On Friday night in the music pub Palais des Arts, I sit at the bar and wait for the "Acoustic Soiree" to begin. It is after 1 AM, it should start in the next two hours (normally). A black lady with short dreadlocks arrives and smiles and talks with the few guests including me. She has a fresh, friendly way, but disappears soon after.
On Saturday night, I am back in the Palais des Arts. Renowned Mbalax pop singer Ma Sané and her band Waflash are going to play. Ma Sané is
also the owner of the Palais des Arts.
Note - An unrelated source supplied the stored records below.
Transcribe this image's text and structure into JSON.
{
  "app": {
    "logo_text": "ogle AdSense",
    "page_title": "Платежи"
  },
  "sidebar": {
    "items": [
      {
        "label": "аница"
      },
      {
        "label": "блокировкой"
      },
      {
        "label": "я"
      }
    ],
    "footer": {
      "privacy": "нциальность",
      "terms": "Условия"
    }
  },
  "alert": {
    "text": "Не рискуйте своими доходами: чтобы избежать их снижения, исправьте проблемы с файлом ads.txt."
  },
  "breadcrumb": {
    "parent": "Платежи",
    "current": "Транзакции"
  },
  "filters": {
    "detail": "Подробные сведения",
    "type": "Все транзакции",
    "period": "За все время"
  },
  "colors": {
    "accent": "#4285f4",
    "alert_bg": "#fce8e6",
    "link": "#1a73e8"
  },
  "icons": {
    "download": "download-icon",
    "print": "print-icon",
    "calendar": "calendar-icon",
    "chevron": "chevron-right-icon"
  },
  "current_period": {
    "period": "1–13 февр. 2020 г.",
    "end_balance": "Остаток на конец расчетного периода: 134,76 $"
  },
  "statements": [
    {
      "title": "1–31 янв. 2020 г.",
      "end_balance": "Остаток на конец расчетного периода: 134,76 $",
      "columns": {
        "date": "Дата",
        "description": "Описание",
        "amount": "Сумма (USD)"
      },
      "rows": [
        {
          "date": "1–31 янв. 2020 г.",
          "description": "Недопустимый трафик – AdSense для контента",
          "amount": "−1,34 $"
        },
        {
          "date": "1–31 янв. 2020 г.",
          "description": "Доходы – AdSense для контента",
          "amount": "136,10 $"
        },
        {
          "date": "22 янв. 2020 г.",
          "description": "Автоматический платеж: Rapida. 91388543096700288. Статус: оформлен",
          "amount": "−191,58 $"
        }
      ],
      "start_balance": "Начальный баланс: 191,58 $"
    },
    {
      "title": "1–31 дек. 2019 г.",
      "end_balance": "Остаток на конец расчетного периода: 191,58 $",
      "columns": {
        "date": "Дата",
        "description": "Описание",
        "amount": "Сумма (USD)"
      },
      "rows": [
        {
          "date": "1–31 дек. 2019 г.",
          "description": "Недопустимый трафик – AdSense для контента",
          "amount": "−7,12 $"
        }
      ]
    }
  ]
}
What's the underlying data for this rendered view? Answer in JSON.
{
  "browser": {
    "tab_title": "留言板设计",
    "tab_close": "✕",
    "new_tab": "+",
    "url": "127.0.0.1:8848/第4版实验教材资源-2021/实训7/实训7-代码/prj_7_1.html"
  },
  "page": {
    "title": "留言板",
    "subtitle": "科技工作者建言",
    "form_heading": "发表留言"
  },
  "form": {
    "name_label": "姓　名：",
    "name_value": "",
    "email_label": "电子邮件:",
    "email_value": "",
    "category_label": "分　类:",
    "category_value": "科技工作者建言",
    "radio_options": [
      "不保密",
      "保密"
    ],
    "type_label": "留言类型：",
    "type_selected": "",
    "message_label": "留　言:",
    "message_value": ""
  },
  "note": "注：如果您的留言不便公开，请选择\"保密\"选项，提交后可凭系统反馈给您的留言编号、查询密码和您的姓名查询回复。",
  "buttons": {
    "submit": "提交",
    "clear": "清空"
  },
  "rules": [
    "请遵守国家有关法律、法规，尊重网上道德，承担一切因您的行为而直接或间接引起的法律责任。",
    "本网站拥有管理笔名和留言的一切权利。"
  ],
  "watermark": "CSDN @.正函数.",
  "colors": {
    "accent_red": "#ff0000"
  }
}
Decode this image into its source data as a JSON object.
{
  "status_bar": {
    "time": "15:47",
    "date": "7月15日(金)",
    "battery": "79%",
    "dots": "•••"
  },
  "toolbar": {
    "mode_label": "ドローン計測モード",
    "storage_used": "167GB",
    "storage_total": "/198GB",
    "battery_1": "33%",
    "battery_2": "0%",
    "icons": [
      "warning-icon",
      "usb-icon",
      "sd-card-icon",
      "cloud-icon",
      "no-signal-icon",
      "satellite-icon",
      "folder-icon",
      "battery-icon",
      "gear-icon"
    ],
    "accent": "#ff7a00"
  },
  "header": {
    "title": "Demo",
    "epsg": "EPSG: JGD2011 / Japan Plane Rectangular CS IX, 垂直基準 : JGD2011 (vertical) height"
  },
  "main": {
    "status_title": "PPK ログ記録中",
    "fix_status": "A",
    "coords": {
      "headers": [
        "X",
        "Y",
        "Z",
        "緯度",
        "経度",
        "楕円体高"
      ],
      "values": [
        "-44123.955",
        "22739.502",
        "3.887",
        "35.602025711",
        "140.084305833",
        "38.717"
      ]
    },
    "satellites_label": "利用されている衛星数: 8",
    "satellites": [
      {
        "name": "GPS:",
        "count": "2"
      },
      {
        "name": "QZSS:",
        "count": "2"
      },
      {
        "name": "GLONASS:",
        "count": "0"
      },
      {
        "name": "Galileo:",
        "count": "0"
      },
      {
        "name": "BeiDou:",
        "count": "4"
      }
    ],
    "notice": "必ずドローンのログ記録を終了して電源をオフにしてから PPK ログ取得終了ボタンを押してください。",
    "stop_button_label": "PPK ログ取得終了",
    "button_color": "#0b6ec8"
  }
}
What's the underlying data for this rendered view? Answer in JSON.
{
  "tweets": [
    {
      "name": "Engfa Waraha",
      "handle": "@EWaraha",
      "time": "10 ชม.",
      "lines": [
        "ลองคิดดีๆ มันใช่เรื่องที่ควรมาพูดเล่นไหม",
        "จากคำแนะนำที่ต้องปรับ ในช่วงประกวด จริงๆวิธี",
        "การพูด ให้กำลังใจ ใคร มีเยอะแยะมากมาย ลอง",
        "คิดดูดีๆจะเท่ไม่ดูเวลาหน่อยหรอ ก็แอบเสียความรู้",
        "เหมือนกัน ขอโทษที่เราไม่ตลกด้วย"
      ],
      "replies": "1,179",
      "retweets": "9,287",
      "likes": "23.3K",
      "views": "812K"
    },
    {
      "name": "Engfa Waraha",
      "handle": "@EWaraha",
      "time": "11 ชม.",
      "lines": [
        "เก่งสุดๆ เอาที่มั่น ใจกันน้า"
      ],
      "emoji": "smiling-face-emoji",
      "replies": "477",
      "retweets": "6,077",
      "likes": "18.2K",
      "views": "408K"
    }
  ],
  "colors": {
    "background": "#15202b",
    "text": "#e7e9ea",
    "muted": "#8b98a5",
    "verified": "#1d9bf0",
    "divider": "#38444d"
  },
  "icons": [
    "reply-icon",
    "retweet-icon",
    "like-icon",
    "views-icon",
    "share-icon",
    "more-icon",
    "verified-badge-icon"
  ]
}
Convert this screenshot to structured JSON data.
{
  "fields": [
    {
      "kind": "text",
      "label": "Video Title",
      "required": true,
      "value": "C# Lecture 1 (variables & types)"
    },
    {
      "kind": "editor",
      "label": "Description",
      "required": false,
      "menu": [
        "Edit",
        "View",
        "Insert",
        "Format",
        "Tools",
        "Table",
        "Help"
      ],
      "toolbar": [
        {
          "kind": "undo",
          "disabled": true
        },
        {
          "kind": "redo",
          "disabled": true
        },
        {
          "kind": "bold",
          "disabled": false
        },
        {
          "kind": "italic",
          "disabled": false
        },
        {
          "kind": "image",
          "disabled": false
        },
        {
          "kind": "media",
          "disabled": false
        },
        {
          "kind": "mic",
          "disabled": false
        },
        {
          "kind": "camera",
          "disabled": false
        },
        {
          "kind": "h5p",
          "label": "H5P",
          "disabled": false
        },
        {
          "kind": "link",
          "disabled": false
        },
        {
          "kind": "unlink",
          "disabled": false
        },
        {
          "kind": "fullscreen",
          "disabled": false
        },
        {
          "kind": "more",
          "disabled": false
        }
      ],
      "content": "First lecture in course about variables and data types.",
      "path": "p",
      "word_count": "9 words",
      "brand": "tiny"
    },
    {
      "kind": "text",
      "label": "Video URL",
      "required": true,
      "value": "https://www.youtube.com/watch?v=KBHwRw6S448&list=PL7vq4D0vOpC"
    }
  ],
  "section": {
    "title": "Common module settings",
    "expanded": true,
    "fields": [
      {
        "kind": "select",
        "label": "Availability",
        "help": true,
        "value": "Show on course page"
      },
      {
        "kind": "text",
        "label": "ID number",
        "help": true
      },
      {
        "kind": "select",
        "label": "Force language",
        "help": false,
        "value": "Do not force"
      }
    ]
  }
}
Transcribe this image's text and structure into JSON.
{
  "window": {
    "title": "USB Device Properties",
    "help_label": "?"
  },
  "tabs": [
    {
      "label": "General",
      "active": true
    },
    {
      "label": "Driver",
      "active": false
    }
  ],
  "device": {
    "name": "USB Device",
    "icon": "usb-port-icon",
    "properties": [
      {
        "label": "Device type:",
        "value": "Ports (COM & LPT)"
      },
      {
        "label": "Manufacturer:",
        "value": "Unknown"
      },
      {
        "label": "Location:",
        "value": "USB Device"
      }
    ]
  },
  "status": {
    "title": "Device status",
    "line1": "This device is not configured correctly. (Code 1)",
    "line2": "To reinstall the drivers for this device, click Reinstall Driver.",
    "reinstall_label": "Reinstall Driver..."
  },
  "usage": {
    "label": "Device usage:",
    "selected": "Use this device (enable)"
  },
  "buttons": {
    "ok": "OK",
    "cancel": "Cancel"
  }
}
Who enters the stage? The fresh, friendly Rasta lady who had greeted us last night. That had been Ma Sané personally. The concerts starts with Ma Sané accompanying herself on western guitar and assisted only by one background singer. When the other band members appear, the style turns to polyrhythmic, danceleg tickling Senegalese Mbalax pop. It is one of the best concerts I hear during 80 days in Senegal and Gambia. The perfectly controlled sound deserves a special mentioning, all instruments and all voices remain wonderfully recognisable; Ma Sané on stage is her fresh, friendly self and as usual in Senegal, all band members stun on their instruments and with immaculate interaction. Thanks to the Lonely Planet guide book for pointing out this amazing music venue in an unlikely town.
My only complaint: The concert begins at 3 AM.
Like I have commented in previous submissions in this series, it all sounds very interesting and quite the adventure, but perhaps preferable to read about, rather than being there!